Planning your financial future should be done carefully, taking into account your personal circumstances.
Build your financial planning strategy on various factors, such as your own levels of investment risk tolerance and spending habits.
There’s a world of difference between a good financial plan and a mediocre plan. While you m
While an average plan can be thrown together quickly, a solid financial program takes time to build. It needs a solid foundation (an understanding of your spending habits and of your current and potential assets) in order to help you to prepare for a stable and comfortable future. A good financial plan reflects an entire financial experience: past, present, and future assets, debts, and expected changes (i.e., large upcoming expenses or an anticipated inheritance).
There are many steps in formulating a financial plan. Four of the most important are:
- Realism - If a person's salary is in the $50,000 range, it’s unrealistic to establish a plan with the goal of saving $10 million. Numbers and goals must add up and make sense.
- Flexibility - Plans should be “user friendly.” If they are too rigid, and restrict or severely alter one's lifestyle, in essence they aren’t workable and are useless.
- Resilience - A good financial plan lasts both through hard times and good times. It’s not a New Year’s resolution that can easily be broken.
- Simplicity – A financial plan is the map one uses to help realize his dreams. It should provide guidelines on how to make financial decisions, detail the actions to be taken, and contain benchmarks to measure progress.
A financial plan paves the path to your future. Since it is impossible to predict what will happen to you or to the markets, a solid financial plan helps prepare you to handle the uncertainties of what lies ahead. By using these four concepts as a starting point, a well-designed financial plan can be established to help you deal with the many possibilities that may come your way.
You may also find it helpful to use the services of a financial planner. For more information, read my article, “Three Reasons to Choose a CFP® to Guide You Through The Financial Planning Process.”

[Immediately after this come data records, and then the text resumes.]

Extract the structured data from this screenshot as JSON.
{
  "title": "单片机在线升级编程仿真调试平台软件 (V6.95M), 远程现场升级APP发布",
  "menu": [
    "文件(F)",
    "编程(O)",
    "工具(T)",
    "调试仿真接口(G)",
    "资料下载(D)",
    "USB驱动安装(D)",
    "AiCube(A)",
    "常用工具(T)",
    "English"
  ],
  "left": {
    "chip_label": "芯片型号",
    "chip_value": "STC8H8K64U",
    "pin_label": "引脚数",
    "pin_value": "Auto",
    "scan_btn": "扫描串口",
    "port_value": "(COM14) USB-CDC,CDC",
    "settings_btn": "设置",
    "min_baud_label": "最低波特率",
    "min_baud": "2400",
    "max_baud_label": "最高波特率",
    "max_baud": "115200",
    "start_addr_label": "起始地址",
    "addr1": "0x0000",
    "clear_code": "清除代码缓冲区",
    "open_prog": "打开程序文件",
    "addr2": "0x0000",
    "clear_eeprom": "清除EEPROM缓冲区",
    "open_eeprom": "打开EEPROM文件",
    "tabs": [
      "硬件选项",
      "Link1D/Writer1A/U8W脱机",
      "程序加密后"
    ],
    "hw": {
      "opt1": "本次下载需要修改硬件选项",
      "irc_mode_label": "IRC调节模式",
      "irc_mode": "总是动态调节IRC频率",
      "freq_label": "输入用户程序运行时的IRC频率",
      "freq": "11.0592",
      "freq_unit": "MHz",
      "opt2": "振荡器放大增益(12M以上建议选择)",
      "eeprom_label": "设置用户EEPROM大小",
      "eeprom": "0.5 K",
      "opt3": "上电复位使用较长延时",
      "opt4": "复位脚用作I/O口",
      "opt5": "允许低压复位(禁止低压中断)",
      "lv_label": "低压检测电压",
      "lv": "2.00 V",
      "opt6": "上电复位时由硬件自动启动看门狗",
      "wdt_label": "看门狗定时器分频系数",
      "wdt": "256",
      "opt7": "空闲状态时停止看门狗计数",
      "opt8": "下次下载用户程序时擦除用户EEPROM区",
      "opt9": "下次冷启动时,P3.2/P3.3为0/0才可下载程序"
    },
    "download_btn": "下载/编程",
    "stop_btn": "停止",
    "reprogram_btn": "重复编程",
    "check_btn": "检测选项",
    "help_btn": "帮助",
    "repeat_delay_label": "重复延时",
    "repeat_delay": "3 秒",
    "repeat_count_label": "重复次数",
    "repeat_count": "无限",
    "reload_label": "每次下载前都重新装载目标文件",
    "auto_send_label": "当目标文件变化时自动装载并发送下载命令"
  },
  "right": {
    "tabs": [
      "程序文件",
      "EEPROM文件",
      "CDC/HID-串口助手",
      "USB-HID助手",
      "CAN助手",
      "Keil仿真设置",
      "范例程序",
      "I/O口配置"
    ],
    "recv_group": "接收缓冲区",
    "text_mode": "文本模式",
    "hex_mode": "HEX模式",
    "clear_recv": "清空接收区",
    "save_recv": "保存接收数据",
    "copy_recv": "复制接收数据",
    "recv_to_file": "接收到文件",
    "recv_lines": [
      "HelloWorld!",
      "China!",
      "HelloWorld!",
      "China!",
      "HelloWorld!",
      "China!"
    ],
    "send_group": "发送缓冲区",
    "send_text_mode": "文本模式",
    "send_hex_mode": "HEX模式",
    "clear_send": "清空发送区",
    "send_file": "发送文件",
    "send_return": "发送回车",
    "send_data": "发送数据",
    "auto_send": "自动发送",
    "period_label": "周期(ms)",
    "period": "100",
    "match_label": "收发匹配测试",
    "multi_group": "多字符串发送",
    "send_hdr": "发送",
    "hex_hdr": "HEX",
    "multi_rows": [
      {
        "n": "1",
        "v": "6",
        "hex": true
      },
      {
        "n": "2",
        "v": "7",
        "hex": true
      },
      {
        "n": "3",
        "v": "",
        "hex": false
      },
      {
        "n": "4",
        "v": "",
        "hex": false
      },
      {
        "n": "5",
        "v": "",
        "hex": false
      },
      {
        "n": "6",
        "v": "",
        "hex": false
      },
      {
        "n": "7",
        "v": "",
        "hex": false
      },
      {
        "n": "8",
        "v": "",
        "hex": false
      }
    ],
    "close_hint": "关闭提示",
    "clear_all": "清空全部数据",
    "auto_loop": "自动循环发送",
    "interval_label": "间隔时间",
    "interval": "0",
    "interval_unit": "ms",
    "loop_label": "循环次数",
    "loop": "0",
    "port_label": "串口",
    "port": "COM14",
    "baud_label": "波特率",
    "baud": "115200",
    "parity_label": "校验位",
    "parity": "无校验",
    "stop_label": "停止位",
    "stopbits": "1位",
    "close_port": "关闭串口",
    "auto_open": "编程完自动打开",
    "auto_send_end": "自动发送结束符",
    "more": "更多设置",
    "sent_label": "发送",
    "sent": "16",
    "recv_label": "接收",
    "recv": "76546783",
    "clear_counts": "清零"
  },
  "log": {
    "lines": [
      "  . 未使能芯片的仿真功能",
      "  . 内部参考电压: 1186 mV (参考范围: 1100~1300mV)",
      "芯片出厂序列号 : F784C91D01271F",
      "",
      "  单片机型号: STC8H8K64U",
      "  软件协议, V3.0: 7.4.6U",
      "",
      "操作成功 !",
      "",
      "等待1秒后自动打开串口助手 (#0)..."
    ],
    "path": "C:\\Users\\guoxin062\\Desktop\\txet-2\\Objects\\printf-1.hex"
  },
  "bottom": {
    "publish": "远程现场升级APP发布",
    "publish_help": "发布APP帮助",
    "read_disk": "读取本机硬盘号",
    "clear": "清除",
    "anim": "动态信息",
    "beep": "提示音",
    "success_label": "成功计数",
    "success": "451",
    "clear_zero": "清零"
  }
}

Disclaimer: This article is for educational purposes and is not a substitute for investment advice that takes into account each individual’s special position and needs. Past performance is no guarantee of future returns.